Where you go to buy Native American Indian pottery matters. If you want authentic Southwest art, you need to go to a reputable dealer—someone who has experience and forged relationships with the artists or the artists themselves. You can be certain that a piece sold by the artist is authentic, and the best place to meet the artists is at Native American Indian feast days, festivals, pow wows and events like Santa Fe Indian Market. (We try to keep you updated on these kinds of events—check out the calendar on our Facebook page.)
To determine the reputation of a trading post or dealer, do some research. Check out their website—how long have they been established? How involved are they in the Native American Indian art community? If you are able to visit the store, ask questions to get a feel for their level of expertise. They should be able to tell you about where each piece came from, share information about the Pueblo’s style and tradition and about the individual artist.
You Get What You Pay For
Each piece of authentic Native American Indian pottery is one-of-a-kind, the result of an artist’s individual expression of craftsmanship passed from generation to generation. The price should fairly reflect the painstaking labor and cultural significance represented by the finished piece. If you feel you’re getting “a steal” on a piece of Native American Indian pottery, the reason may be that you’re getting a fake.

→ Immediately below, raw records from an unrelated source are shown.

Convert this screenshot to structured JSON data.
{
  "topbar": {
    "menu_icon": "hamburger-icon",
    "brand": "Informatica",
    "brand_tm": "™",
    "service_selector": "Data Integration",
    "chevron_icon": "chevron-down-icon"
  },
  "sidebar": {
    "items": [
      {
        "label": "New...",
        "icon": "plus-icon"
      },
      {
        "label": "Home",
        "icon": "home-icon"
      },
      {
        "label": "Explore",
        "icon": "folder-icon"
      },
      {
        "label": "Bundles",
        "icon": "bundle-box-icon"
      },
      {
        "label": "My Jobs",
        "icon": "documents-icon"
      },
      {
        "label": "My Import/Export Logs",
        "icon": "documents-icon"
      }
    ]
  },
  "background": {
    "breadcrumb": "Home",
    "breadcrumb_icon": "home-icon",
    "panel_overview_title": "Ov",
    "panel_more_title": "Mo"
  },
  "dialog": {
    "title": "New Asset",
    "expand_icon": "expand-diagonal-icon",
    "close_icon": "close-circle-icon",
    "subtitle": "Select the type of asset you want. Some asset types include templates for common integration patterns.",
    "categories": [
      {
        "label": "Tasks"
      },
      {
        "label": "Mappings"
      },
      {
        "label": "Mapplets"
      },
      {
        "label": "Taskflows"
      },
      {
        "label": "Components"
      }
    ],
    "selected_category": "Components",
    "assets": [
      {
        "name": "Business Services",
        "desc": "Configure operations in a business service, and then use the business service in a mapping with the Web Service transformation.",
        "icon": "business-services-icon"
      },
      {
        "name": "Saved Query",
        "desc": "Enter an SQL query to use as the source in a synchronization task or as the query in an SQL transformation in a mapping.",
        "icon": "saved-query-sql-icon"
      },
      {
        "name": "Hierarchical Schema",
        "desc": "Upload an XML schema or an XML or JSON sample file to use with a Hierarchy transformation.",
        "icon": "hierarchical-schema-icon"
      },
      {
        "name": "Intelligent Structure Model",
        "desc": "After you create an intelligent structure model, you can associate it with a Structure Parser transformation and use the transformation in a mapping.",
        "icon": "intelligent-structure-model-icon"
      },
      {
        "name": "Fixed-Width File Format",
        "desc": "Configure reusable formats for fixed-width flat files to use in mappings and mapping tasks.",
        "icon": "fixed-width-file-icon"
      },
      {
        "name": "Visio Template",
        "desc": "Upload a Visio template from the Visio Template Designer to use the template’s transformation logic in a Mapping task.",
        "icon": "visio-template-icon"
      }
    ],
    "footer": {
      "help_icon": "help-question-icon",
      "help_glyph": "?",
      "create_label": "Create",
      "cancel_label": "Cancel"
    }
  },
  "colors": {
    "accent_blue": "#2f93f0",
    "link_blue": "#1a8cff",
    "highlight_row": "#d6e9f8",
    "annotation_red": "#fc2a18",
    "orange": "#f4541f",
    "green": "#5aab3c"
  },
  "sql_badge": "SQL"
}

While price will vary significantly based on the size of the vessel, the intricacy of the work, the artist’s reputation, whether or not the artist is living or deceased, etc., authentic Native American Indian pottery does not come cheap. However, purchasing an authentic piece is an investment. When well-cared for, the beauty of the piece will last a lifetime, and its value will continue to appreciate over the years.
Why Authenticity Matters
It’s true that to achieve a Southwest décor, you don’t have to have authentic Native American Indian pottery. But if you settle for a fake, you don’t realize the benefits of owning genuine handmade Native American Indian art. More importantly, when you invest in authentic Native American Indian pottery, you support Pueblo artists, many of whom support their families with the income generated by their art.
In addition to economically sustaining Pueblo artisans, your investment in authentic Native American Indian pottery also helps preserve and celebrate traditions and ways of life of the Pueblo peoples.
If you are ready to experience the magic of authentic Southwest art, visit Palms Trading Company. We can help you find the perfect piece to start or grow your collection of Native American Indian pottery.